> [Exercise prompt]:
Output exactly those lines of the data that lie between the line containing "Enumerate this screenshot's" and the final line, both ends counted.

> [Material for this exercise]:
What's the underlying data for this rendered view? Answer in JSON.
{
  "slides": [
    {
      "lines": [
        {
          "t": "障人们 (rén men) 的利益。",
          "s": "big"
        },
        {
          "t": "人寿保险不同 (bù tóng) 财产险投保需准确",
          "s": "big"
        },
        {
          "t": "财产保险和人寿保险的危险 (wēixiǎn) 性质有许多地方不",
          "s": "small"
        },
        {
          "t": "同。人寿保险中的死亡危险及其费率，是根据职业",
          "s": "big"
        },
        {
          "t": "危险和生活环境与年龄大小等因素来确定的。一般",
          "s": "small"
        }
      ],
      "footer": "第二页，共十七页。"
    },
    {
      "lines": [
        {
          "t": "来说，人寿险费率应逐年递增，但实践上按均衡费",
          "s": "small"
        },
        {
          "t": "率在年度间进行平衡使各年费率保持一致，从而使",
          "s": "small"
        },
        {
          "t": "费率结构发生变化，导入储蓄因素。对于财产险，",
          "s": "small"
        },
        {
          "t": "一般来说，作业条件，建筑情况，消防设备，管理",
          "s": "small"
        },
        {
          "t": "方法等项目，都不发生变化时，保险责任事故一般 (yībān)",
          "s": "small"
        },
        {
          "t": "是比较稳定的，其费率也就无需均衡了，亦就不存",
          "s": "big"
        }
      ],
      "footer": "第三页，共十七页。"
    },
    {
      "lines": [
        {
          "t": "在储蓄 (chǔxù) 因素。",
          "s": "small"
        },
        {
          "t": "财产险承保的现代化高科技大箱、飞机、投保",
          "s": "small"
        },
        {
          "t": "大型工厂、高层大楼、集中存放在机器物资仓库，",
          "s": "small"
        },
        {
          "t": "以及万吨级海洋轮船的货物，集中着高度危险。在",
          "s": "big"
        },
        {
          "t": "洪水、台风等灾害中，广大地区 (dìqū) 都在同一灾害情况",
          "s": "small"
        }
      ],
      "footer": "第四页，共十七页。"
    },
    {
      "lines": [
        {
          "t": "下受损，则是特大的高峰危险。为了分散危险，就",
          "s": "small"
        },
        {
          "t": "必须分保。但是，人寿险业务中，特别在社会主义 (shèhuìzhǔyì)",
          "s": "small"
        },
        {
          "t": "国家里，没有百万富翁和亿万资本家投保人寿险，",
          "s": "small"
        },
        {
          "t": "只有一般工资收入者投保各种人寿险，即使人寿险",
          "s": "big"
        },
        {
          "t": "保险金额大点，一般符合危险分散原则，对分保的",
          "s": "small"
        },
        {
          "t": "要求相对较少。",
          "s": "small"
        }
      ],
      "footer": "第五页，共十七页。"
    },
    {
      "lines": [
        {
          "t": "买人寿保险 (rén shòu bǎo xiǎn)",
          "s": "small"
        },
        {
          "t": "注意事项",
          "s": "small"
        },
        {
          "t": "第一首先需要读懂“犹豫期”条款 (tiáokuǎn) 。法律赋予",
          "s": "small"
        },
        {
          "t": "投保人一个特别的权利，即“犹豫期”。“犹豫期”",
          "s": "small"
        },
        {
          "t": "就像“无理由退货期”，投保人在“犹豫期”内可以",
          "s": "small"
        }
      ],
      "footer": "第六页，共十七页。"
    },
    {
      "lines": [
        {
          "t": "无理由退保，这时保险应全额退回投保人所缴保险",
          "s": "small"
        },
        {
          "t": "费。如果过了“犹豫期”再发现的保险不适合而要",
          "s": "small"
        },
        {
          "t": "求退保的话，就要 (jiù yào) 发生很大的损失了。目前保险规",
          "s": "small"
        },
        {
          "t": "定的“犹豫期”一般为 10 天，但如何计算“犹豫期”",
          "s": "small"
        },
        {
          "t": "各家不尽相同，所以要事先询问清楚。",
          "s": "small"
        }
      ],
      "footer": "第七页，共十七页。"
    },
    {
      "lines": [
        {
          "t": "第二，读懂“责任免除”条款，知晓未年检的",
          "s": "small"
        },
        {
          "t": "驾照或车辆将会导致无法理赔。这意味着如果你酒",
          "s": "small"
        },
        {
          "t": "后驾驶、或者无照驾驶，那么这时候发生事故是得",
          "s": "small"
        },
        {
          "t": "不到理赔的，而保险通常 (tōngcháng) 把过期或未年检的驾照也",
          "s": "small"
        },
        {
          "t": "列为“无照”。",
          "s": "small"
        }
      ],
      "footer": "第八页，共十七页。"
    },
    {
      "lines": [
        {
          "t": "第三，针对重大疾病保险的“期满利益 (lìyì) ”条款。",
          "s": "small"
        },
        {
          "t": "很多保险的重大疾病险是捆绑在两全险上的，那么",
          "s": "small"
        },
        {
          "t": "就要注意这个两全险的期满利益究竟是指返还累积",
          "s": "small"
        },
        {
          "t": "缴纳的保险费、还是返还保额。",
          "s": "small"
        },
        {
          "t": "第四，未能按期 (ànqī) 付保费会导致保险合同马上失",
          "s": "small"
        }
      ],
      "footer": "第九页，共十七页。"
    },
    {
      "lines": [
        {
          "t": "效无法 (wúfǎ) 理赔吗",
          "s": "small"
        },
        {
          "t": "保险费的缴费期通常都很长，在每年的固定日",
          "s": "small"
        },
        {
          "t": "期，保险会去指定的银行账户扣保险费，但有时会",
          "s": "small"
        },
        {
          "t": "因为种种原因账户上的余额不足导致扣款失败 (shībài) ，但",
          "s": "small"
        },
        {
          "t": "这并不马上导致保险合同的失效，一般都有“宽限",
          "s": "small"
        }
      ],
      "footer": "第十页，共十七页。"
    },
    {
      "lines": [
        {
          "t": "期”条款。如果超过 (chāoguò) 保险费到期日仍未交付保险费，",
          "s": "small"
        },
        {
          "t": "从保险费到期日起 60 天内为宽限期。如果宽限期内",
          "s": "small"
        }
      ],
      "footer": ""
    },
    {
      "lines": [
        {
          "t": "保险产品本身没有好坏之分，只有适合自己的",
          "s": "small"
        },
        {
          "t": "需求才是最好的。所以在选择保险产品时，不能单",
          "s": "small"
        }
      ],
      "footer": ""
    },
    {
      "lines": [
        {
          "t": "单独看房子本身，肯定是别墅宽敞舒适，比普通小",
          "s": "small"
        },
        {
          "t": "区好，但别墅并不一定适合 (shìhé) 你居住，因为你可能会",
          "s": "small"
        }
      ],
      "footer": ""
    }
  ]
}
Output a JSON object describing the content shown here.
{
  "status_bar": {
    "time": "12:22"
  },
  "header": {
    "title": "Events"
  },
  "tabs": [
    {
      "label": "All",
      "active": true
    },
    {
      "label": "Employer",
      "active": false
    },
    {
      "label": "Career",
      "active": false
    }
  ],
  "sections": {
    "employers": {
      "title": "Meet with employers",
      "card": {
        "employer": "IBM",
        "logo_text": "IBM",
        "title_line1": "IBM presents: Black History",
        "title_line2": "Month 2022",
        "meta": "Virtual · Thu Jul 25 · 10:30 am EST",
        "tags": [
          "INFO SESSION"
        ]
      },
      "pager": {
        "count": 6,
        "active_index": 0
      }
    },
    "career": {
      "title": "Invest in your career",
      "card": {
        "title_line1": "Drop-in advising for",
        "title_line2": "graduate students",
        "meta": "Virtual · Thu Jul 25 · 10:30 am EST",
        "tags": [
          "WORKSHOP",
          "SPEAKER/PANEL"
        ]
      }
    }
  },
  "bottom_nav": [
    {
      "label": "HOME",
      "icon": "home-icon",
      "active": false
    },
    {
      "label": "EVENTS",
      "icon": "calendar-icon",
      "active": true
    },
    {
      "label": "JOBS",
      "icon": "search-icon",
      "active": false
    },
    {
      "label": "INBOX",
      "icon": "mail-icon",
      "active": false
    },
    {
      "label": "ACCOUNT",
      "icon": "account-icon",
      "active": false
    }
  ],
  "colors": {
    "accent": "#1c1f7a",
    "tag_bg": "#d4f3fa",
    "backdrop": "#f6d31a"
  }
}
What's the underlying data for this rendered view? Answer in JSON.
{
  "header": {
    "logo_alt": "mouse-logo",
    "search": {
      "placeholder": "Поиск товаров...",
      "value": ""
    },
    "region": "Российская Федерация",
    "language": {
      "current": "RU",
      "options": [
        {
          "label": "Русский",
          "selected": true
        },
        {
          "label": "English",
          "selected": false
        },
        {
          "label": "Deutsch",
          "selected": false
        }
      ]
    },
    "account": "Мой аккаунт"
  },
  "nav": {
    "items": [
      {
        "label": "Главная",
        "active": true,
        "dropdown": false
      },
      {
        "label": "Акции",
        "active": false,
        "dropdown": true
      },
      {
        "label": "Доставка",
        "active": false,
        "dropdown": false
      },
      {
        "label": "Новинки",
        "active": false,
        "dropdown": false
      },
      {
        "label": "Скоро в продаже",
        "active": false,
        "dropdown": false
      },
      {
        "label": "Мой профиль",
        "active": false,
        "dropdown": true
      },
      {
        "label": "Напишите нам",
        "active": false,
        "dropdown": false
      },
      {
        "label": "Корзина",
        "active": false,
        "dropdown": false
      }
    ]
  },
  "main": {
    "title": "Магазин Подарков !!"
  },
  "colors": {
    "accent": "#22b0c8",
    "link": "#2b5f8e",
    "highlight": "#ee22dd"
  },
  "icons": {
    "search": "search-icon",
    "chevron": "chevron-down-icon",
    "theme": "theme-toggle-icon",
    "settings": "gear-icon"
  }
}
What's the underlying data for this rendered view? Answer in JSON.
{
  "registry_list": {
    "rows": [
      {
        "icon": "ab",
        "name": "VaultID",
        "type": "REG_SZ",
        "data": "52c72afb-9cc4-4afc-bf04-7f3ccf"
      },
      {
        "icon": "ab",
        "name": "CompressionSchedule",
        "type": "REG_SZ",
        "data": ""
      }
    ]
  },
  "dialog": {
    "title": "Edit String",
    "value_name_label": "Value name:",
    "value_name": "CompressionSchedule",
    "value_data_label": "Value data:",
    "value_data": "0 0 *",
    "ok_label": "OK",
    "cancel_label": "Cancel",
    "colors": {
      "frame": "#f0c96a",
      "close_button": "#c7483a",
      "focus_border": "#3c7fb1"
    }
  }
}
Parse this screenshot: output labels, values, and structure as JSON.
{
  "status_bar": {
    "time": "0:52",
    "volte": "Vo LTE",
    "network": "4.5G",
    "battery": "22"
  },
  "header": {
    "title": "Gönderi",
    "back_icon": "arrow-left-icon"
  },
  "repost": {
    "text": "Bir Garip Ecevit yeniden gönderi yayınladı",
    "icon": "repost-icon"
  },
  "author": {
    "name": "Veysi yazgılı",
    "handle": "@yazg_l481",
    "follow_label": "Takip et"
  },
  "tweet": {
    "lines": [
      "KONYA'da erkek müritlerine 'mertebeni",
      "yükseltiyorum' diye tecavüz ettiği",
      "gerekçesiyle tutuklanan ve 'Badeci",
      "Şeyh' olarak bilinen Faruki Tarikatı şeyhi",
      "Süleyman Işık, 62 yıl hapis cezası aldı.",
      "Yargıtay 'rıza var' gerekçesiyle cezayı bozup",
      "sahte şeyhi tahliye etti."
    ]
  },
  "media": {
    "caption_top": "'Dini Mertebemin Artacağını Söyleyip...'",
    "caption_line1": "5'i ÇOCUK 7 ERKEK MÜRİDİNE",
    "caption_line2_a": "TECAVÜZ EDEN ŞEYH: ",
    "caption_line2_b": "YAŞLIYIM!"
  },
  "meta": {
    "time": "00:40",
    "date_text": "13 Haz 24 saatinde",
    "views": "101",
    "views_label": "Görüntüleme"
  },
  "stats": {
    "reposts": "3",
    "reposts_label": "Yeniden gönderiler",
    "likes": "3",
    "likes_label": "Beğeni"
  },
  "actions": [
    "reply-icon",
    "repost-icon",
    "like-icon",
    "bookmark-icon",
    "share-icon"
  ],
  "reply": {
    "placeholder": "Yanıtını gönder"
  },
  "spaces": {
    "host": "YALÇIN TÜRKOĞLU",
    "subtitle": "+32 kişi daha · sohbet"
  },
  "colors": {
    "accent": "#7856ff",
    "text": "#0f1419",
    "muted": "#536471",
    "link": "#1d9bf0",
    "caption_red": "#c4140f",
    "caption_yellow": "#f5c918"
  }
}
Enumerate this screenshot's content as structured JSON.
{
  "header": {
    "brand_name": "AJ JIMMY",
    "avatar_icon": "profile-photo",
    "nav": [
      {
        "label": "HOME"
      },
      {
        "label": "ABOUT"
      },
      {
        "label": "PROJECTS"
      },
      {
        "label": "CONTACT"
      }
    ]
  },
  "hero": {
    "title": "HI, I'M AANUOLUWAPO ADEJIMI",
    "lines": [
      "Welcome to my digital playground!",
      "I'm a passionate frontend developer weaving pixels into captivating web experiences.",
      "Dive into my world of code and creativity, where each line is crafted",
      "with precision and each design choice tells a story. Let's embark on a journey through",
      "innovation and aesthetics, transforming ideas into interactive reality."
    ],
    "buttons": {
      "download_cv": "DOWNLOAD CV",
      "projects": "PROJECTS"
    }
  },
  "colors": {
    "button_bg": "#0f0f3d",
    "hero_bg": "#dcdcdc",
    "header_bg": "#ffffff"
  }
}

> [Expected answer]:
Enumerate this screenshot's content as structured JSON.
{
  "header": {
    "brand_name": "AJ JIMMY",
    "avatar_icon": "profile-photo",
    "nav": [
      {
        "label": "HOME"
      },
      {
        "label": "ABOUT"
      },
      {
        "label": "PROJECTS"
      },
      {
        "label": "CONTACT"
      }
    ]
  },
  "hero": {
    "title": "HI, I'M AANUOLUWAPO ADEJIMI",
    "lines": [
      "Welcome to my digital playground!",
      "I'm a passionate frontend developer weaving pixels into captivating web experiences.",
      "Dive into my world of code and creativity, where each line is crafted",
      "with precision and each design choice tells a story. Let's embark on a journey through",
      "innovation and aesthetics, transforming ideas into interactive reality."
    ],
    "buttons": {
      "download_cv": "DOWNLOAD CV",
      "projects": "PROJECTS"
    }
  },
  "colors": {
    "button_bg": "#0f0f3d",
    "hero_bg": "#dcdcdc",
    "header_bg": "#ffffff"
  }
}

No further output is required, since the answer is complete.